By Lauren Goralsky
Close your eyes.
The year is 1977, and you are staring at an oversized movie screen in quiet expectation when the words “Star Wars” appear. Fast forward 2 hours to the end of the film, and you find yourself longing for intergalactic space travel, maybe even slightly melancholy that real lightsabers are not for sale at the local Target. While most of us have accepted the fact that we must go through life without handy and deadly lasers by our side, scientists, like the Jedi, have not given up hope. Scientists are currently using the latest laser technology to fight the ultimate earthly enemy: cancer.
In its simplest terms, cancer involves the uncontrollable replication of cells. Under normal conditions, cells grow, divide, and then die, with most living only a few days. Typically, this growth process is strictly regulated with checkpoints that ensure the correct construction of the new cells and that signal mature cells to divide. If even the smallest error occurs in cell replication, the cell can undergo apoptosis: cell suicide. Cancerous cells, on the other hand, continuously replicate without regard for the previously established checkpoints. These mutated cells grow at an exponential rate, creating tumors, and can eventually invade various parts of the body, leading to the body’s deterioration.

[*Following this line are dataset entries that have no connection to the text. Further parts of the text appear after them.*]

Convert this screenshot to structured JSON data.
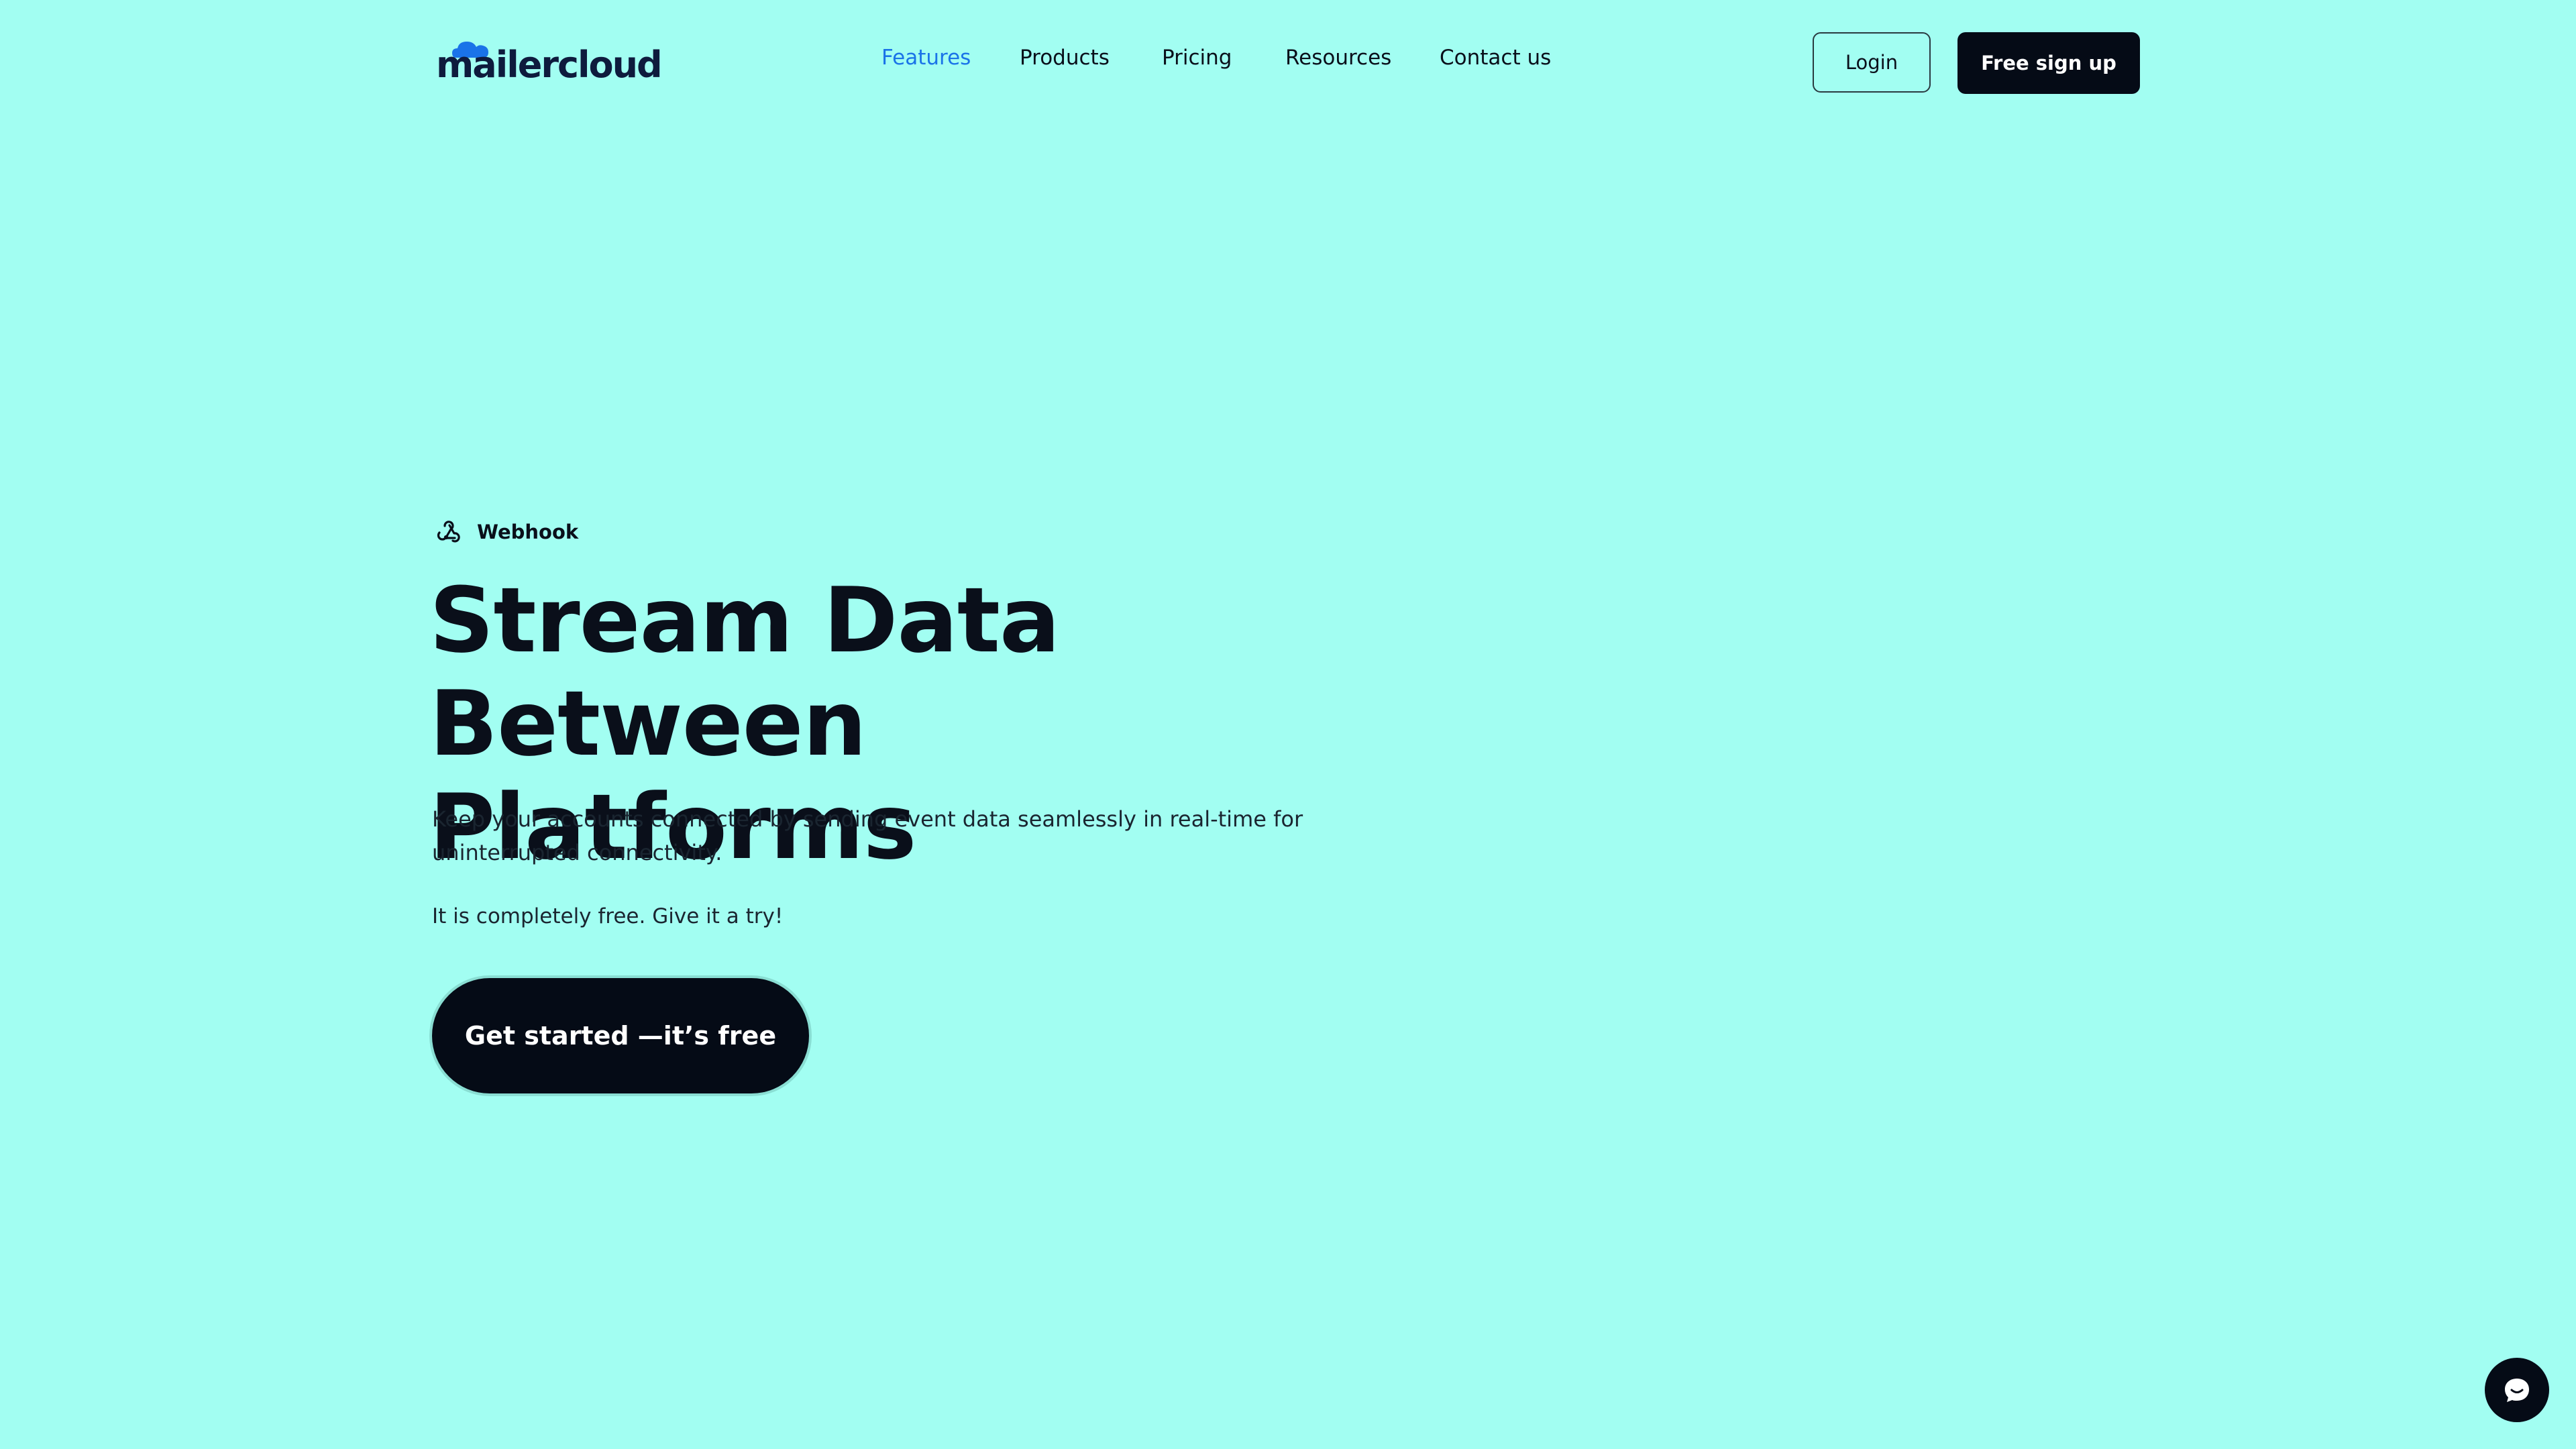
{
  "header": {
    "logo_text": "mailercloud",
    "nav": [
      {
        "label": "Features",
        "active": true
      },
      {
        "label": "Products",
        "active": false
      },
      {
        "label": "Pricing",
        "active": false
      },
      {
        "label": "Resources",
        "active": false
      },
      {
        "label": "Contact us",
        "active": false
      }
    ],
    "login_label": "Login",
    "signup_label": "Free sign up"
  },
  "hero": {
    "eyebrow_icon": "webhook-icon",
    "eyebrow_label": "Webhook",
    "headline_line1": "Stream Data Between",
    "headline_line2": "Platforms",
    "description": "Keep your accounts connected by sending event data seamlessly in real-time for uninterrupted connectivity.",
    "free_note": "It is completely free. Give it a try!",
    "cta_label": "Get started —it’s free"
  },
  "chat": {
    "icon": "chat-icon"
  },
  "colors": {
    "background": "#a2fef2",
    "dark": "#050b16",
    "accent": "#1a73e8",
    "logo_cloud": "#1a73e8"
  }
}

Since the 1980s, researchers have examined the use of laser therapy to combat the construction of such tumors within the body. When photons of visible light hit our cells, they are absorbed, resulting in the production of heat. Knowing that healthy and damaged cells absorb different wavelengths of light, scientists can use a laser programmed at a certain tumor-specific wavelength to kill tumor cells, minimizing the damage done to surrounding, healthy cells. After an extended period of time, these cells will be irreversibly damaged by exposure to temperatures above 45°C. This means that the mutated, cancerous cells will no longer be able to replicate, slowing or stopping the spread of cancer throughout the body.

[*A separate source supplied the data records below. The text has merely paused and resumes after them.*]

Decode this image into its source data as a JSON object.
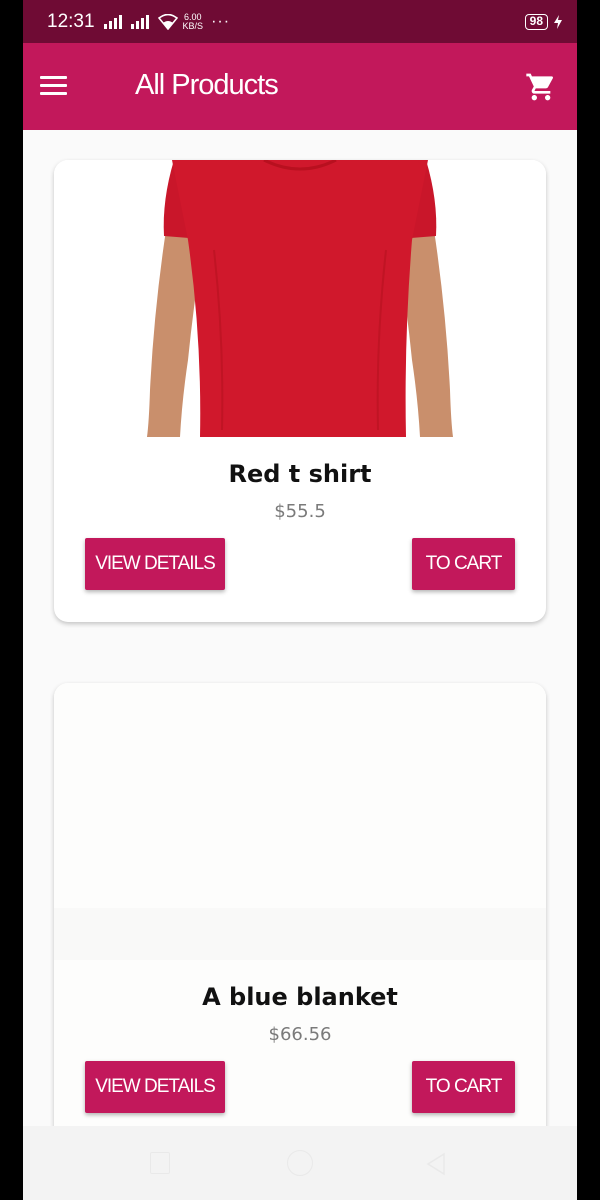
{
  "status_bar": {
    "time": "12:31",
    "network_speed_value": "6.00",
    "network_speed_unit": "KB/S",
    "more": "···",
    "battery": "98"
  },
  "app_bar": {
    "title": "All Products",
    "menu_icon": "hamburger-menu-icon",
    "cart_icon": "shopping-cart-icon"
  },
  "products": [
    {
      "title": "Red t shirt",
      "price": "$55.5",
      "image": "red-t-shirt-photo",
      "view_details_label": "VIEW DETAILS",
      "to_cart_label": "TO CART"
    },
    {
      "title": "A blue blanket",
      "price": "$66.56",
      "image": "blank-product-photo",
      "view_details_label": "VIEW DETAILS",
      "to_cart_label": "TO CART"
    }
  ],
  "nav_bar": {
    "recent_icon": "recent-apps-icon",
    "home_icon": "home-icon",
    "back_icon": "back-icon"
  },
  "colors": {
    "primary": "#c2185b",
    "status_bar": "#6f0b34",
    "background": "#fafafa",
    "product_red": "#d0182c"
  }
}
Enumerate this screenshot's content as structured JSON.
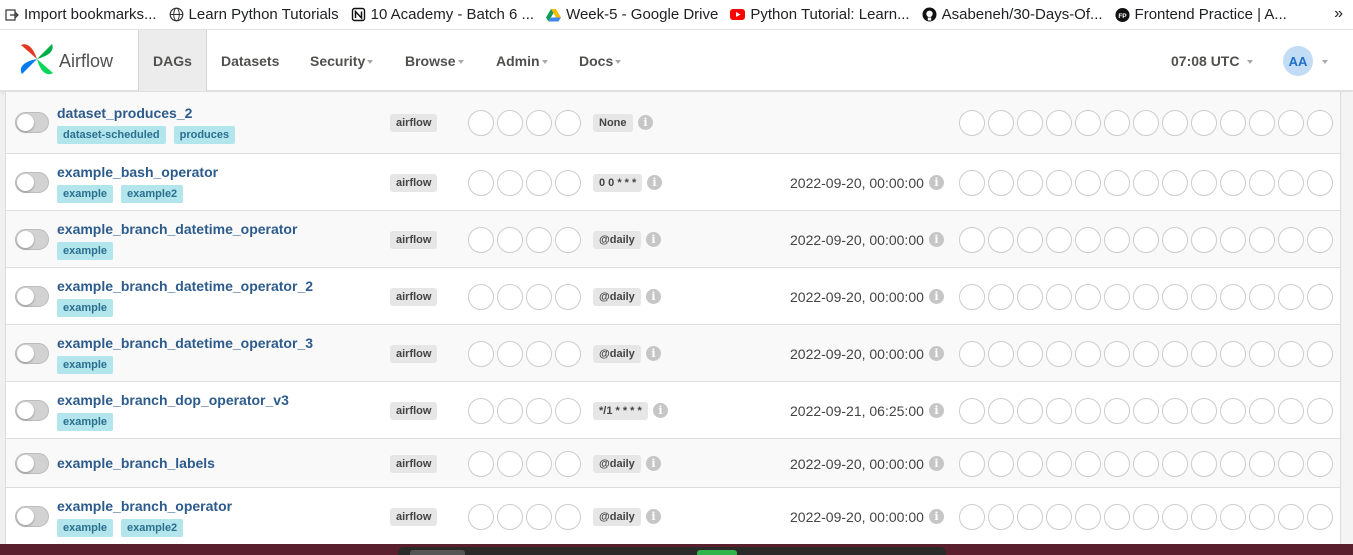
{
  "bookmarks": [
    {
      "label": "Import bookmarks...",
      "icon": "import-icon"
    },
    {
      "label": "Learn Python Tutorials",
      "icon": "globe-icon"
    },
    {
      "label": "10 Academy - Batch 6 ...",
      "icon": "notion-icon"
    },
    {
      "label": "Week-5 - Google Drive",
      "icon": "google-drive-icon"
    },
    {
      "label": "Python Tutorial: Learn...",
      "icon": "youtube-icon"
    },
    {
      "label": "Asabeneh/30-Days-Of...",
      "icon": "github-icon"
    },
    {
      "label": "Frontend Practice | A...",
      "icon": "fp-icon"
    }
  ],
  "bookmarks_more": "»",
  "navbar": {
    "brand": "Airflow",
    "items": [
      {
        "label": "DAGs",
        "active": true
      },
      {
        "label": "Datasets"
      },
      {
        "label": "Security"
      },
      {
        "label": "Browse"
      },
      {
        "label": "Admin"
      },
      {
        "label": "Docs"
      }
    ],
    "clock": "07:08 UTC",
    "avatar": "AA"
  },
  "info_glyph": "i",
  "dags": [
    {
      "name": "dataset_produces_2",
      "tags": [
        "dataset-scheduled",
        "produces"
      ],
      "owner": "airflow",
      "schedule": "None",
      "next_run": ""
    },
    {
      "name": "example_bash_operator",
      "tags": [
        "example",
        "example2"
      ],
      "owner": "airflow",
      "schedule": "0 0 * * *",
      "next_run": "2022-09-20, 00:00:00"
    },
    {
      "name": "example_branch_datetime_operator",
      "tags": [
        "example"
      ],
      "owner": "airflow",
      "schedule": "@daily",
      "next_run": "2022-09-20, 00:00:00"
    },
    {
      "name": "example_branch_datetime_operator_2",
      "tags": [
        "example"
      ],
      "owner": "airflow",
      "schedule": "@daily",
      "next_run": "2022-09-20, 00:00:00"
    },
    {
      "name": "example_branch_datetime_operator_3",
      "tags": [
        "example"
      ],
      "owner": "airflow",
      "schedule": "@daily",
      "next_run": "2022-09-20, 00:00:00"
    },
    {
      "name": "example_branch_dop_operator_v3",
      "tags": [
        "example"
      ],
      "owner": "airflow",
      "schedule": "*/1 * * * *",
      "next_run": "2022-09-21, 06:25:00"
    },
    {
      "name": "example_branch_labels",
      "tags": [],
      "owner": "airflow",
      "schedule": "@daily",
      "next_run": "2022-09-20, 00:00:00"
    },
    {
      "name": "example_branch_operator",
      "tags": [
        "example",
        "example2"
      ],
      "owner": "airflow",
      "schedule": "@daily",
      "next_run": "2022-09-20, 00:00:00"
    }
  ],
  "colors": {
    "dag_link": "#2c5b8c",
    "tag_bg": "#b3e5ec",
    "avatar_bg": "#c3dcf5"
  }
}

Additionally, laser beams can be used to activate photosensitizing agents as part of a treatment known as photodynamic therapy. Through entrance to the bloodstream or placement on the skin, photosensitizing agents come into contact with and are absorbed by cancerous cells. These photosensitizing agents are light sensitive and can initiate destructive chemical reactions within the cell. Once a patient is exposed to specific wavelengths of light by a laser beam, the photosensitizing agents are triggered and react to produce a specific type of toxic oxygen molecule, destroying the tumor.
This technique of cancer treatment is often highly regarded for the significant benefits it brings to patients. Not only does the use of laser therapy take less time, but it is more precise than surgical removal of tumors and often leads to less medical repercussions as it maintains little contact with other tissues. Overall, laser therapy involves less bleeding and swelling, and in addition, the heat of the laser acts as a sterilizing agent, reducing the risk of infection. Furthermore, the employment of this therapy is often not dependent on hospitalization, yet may be performed in outpatient settings, increasing access for many cancer patients.
Unfortunately, the cost and the necessary expertise to perform the treatment often inhibit the broad application of laser therapy. Additionally, the effects of the treatment do not always persist for long periods of time. This means that even after eliminating a significant portion of cancer cells, more can still proliferate, requiring additional laser exposure and producing an expensive and unsustainable cycle.
However, this treatment still maintains a promising future as additional research is performed. The association of light and heat with cell death has been applied to emerging treatments such as the use of nanoparticles to target tumors. In order to further increase the precision and effectiveness of laser therapy, researchers have found that through cultivating nanoparticles in the selected tumor, additional light can be absorbed and localized within the tumor. This prevents damage to surrounding cells and further eliminates side effects associated with the treatment of cancer.
So as we embody the next generation of inventors, scientists, engineers, and entrepreneurs, we must promote the development of revolutionary care for our fellow human beings. Whether it is expanding on revolutionary cancer treatments or further developing nanoparticles, may the force of science be with you.